## What the task requires
Each record below is to be output unchanged, and any picture is to be dropped.

## Given data
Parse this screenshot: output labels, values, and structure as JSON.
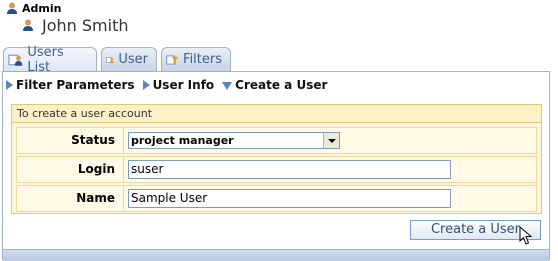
{
  "header": {
    "role": "Admin",
    "user_name": "John Smith"
  },
  "tabs": [
    {
      "label": "Users List",
      "icon": "users-list-icon",
      "active": true
    },
    {
      "label": "User",
      "icon": "user-icon",
      "active": false
    },
    {
      "label": "Filters",
      "icon": "filters-icon",
      "active": false
    }
  ],
  "subnav": {
    "filter_parameters": "Filter Parameters",
    "user_info": "User Info",
    "create_user": "Create a User"
  },
  "form": {
    "title": "To create a user account",
    "status_label": "Status",
    "status_value": "project manager",
    "login_label": "Login",
    "login_value": "suser",
    "name_label": "Name",
    "name_value": "Sample User"
  },
  "actions": {
    "create_button": "Create a User"
  },
  "colors": {
    "accent": "#5b85c1",
    "tab_text": "#3b5f8f",
    "form_bg": "#fff7dc",
    "form_border": "#e1c77b"
  }
}
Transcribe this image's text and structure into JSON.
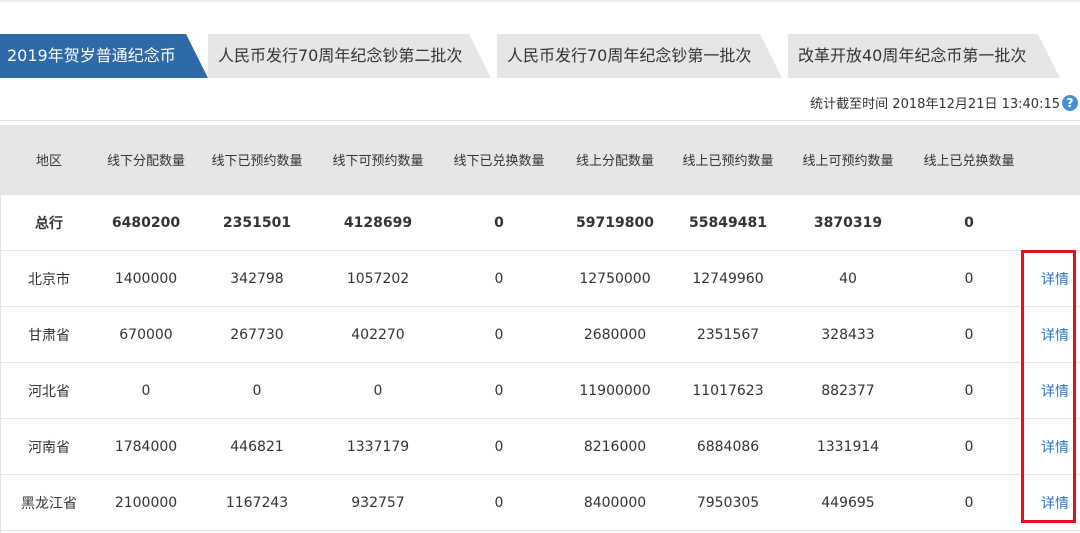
{
  "tabs": [
    {
      "label": "2019年贺岁普通纪念币",
      "active": true
    },
    {
      "label": "人民币发行70周年纪念钞第二批次",
      "active": false
    },
    {
      "label": "人民币发行70周年纪念钞第一批次",
      "active": false
    },
    {
      "label": "改革开放40周年纪念币第一批次",
      "active": false
    }
  ],
  "stat_time": "统计截至时间 2018年12月21日 13:40:15",
  "help_icon": "?",
  "columns": [
    "地区",
    "线下分配数量",
    "线下已预约数量",
    "线下可预约数量",
    "线下已兑换数量",
    "线上分配数量",
    "线上已预约数量",
    "线上可预约数量",
    "线上已兑换数量",
    ""
  ],
  "total_row": [
    "总行",
    "6480200",
    "2351501",
    "4128699",
    "0",
    "59719800",
    "55849481",
    "3870319",
    "0"
  ],
  "rows": [
    [
      "北京市",
      "1400000",
      "342798",
      "1057202",
      "0",
      "12750000",
      "12749960",
      "40",
      "0"
    ],
    [
      "甘肃省",
      "670000",
      "267730",
      "402270",
      "0",
      "2680000",
      "2351567",
      "328433",
      "0"
    ],
    [
      "河北省",
      "0",
      "0",
      "0",
      "0",
      "11900000",
      "11017623",
      "882377",
      "0"
    ],
    [
      "河南省",
      "1784000",
      "446821",
      "1337179",
      "0",
      "8216000",
      "6884086",
      "1331914",
      "0"
    ],
    [
      "黑龙江省",
      "2100000",
      "1167243",
      "932757",
      "0",
      "8400000",
      "7950305",
      "449695",
      "0"
    ]
  ],
  "detail_label": "详情",
  "colors": {
    "tab_active": "#2d6aa7",
    "tab_inactive": "#e6e6e6",
    "link": "#2b79c2",
    "highlight": "#e2101c"
  }
}
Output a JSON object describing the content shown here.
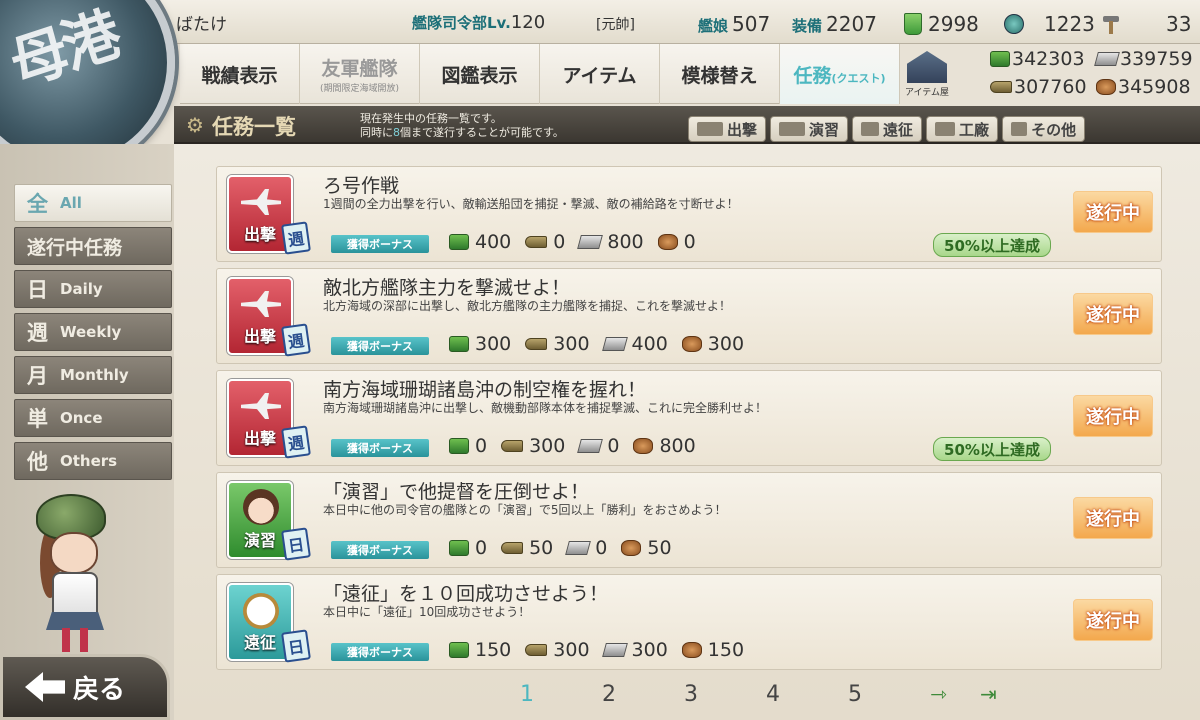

## Expected output
Parse this screenshot: output labels, values, and structure as JSON.
{
  "header": {
    "role": "Admin",
    "user_name": "John Smith"
  },
  "tabs": [
    {
      "label": "Users List",
      "icon": "users-list-icon",
      "active": true
    },
    {
      "label": "User",
      "icon": "user-icon",
      "active": false
    },
    {
      "label": "Filters",
      "icon": "filters-icon",
      "active": false
    }
  ],
  "subnav": {
    "filter_parameters": "Filter Parameters",
    "user_info": "User Info",
    "create_user": "Create a User"
  },
  "form": {
    "title": "To create a user account",
    "status_label": "Status",
    "status_value": "project manager",
    "login_label": "Login",
    "login_value": "suser",
    "name_label": "Name",
    "name_value": "Sample User"
  },
  "actions": {
    "create_button": "Create a User"
  },
  "colors": {
    "accent": "#5b85c1",
    "tab_text": "#3b5f8f",
    "form_bg": "#fff7dc",
    "form_border": "#e1c77b"
  }
}
Transcribe this image's text and structure into JSON.
{
  "tabs": [
    {
      "label": "2019年贺岁普通纪念币",
      "active": true
    },
    {
      "label": "人民币发行70周年纪念钞第二批次",
      "active": false
    },
    {
      "label": "人民币发行70周年纪念钞第一批次",
      "active": false
    },
    {
      "label": "改革开放40周年纪念币第一批次",
      "active": false
    }
  ],
  "stat_time": "统计截至时间 2018年12月21日 13:40:15",
  "help_icon": "?",
  "columns": [
    "地区",
    "线下分配数量",
    "线下已预约数量",
    "线下可预约数量",
    "线下已兑换数量",
    "线上分配数量",
    "线上已预约数量",
    "线上可预约数量",
    "线上已兑换数量",
    ""
  ],
  "total_row": [
    "总行",
    "6480200",
    "2351501",
    "4128699",
    "0",
    "59719800",
    "55849481",
    "3870319",
    "0"
  ],
  "rows": [
    [
      "北京市",
      "1400000",
      "342798",
      "1057202",
      "0",
      "12750000",
      "12749960",
      "40",
      "0"
    ],
    [
      "甘肃省",
      "670000",
      "267730",
      "402270",
      "0",
      "2680000",
      "2351567",
      "328433",
      "0"
    ],
    [
      "河北省",
      "0",
      "0",
      "0",
      "0",
      "11900000",
      "11017623",
      "882377",
      "0"
    ],
    [
      "河南省",
      "1784000",
      "446821",
      "1337179",
      "0",
      "8216000",
      "6884086",
      "1331914",
      "0"
    ],
    [
      "黑龙江省",
      "2100000",
      "1167243",
      "932757",
      "0",
      "8400000",
      "7950305",
      "449695",
      "0"
    ]
  ],
  "detail_label": "详情",
  "colors": {
    "tab_active": "#2d6aa7",
    "tab_inactive": "#e6e6e6",
    "link": "#2b79c2",
    "highlight": "#e2101c"
  }
}
Output a JSON object describing the content shown here.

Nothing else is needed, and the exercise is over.